Yet in the actual business of campaigning – the deployment of rhetoric and charisma to sway persuadable hearts and minds – Clinton’s performance again left some feeling as though she has still not worked out the kinks on display in her rocky book tour this spring. Perhaps Clinton’s most memorable statement as a surrogate speaker during this cycle was her assertion, during an Oct. 24 appearance in Boston on behalf of (doomed) Massachusetts gubernatorial candidate Martha Coakley: “Don’t let anybody tell you that it’s corporations and businesses that create jobs.”

That statement prompted criticism from Charles Lane, the left-leaning opinion writer for the Washington Post. “ I thought NBC created a job for Chelsea [Clinton], so there is at least one corporation that has created a job,” he quipped on the Oct. 27 edition of Fox News' “Special Report with Bret Baier.” “She has made quite a few gaffes now since this unofficial presidential campaign has gotten underway.”

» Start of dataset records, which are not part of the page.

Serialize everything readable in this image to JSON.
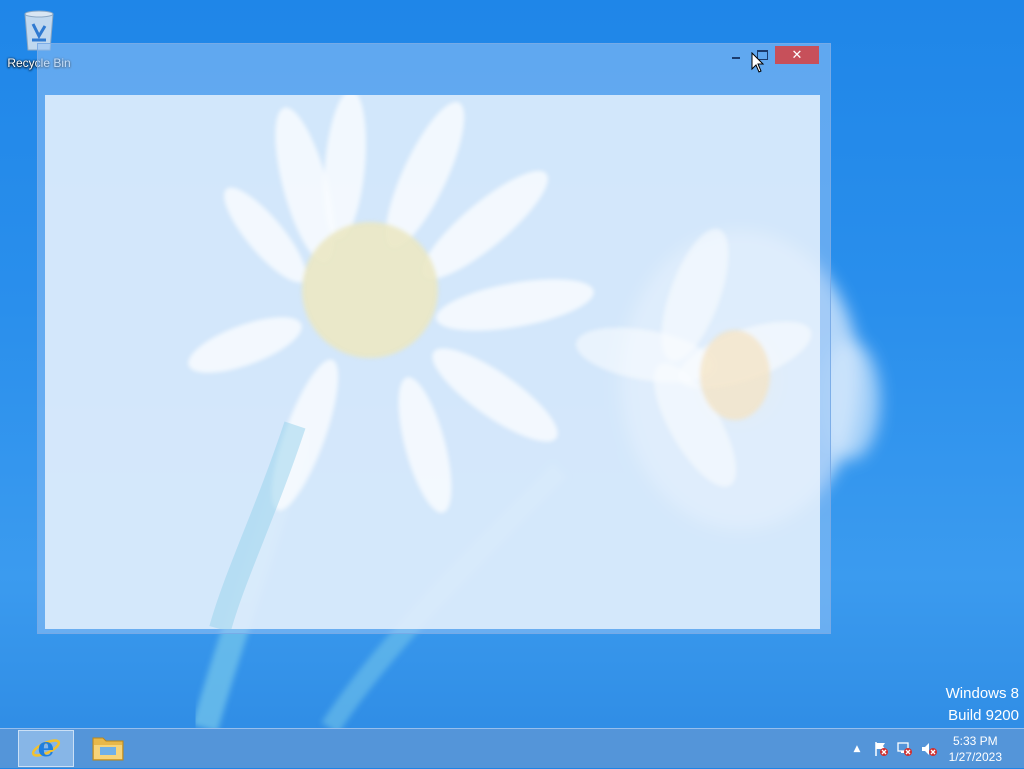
{
  "desktop": {
    "icons": [
      {
        "label": "Recycle Bin",
        "icon": "recycle-bin-icon"
      }
    ],
    "watermark": {
      "line1": "Windows 8",
      "line2": "Build 9200"
    }
  },
  "window": {
    "title": "",
    "controls": {
      "minimize": "minimize-icon",
      "maximize": "maximize-icon",
      "close": "close-icon",
      "close_glyph": "✕"
    }
  },
  "taskbar": {
    "pinned": [
      {
        "name": "Internet Explorer",
        "icon": "internet-explorer-icon",
        "active": true
      },
      {
        "name": "File Explorer",
        "icon": "file-explorer-icon",
        "active": false
      }
    ],
    "tray": {
      "show_hidden_glyph": "▲",
      "icons": [
        "action-center-flag-icon",
        "network-icon",
        "volume-muted-icon"
      ]
    },
    "clock": {
      "time": "5:33 PM",
      "date": "1/27/2023"
    }
  },
  "colors": {
    "close_button": "#c7505a",
    "desktop_blue": "#2a8fec"
  }
}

Solis Doyle, who recalled chatting amiably with Clinton at a Georgetown event last month, thought her former boss effectively used the campaign cycle to regain her footing as a stump speaker after a long absence from the trail and the difficulties of the "Hard Choices" rollout. “There has been some criticism over the book tour,” Solis Doyle said. “But I think what was good about that is that it was able to get some of the, you know, not-great performances out of the way, and she’s sort of back in her game. ... I thought her performance on the stump during the 2014 midterm elections was pretty good.”

James Rosen joined Fox News Channel (FNC) in 1999. He currently serves as the chief Washington correspondent and hosts the online show "The Foxhole." His latest book is "Cheney One on One: A Candid Conversation with America's Most Controversial Statesman" (Regnery, November 2, 2015).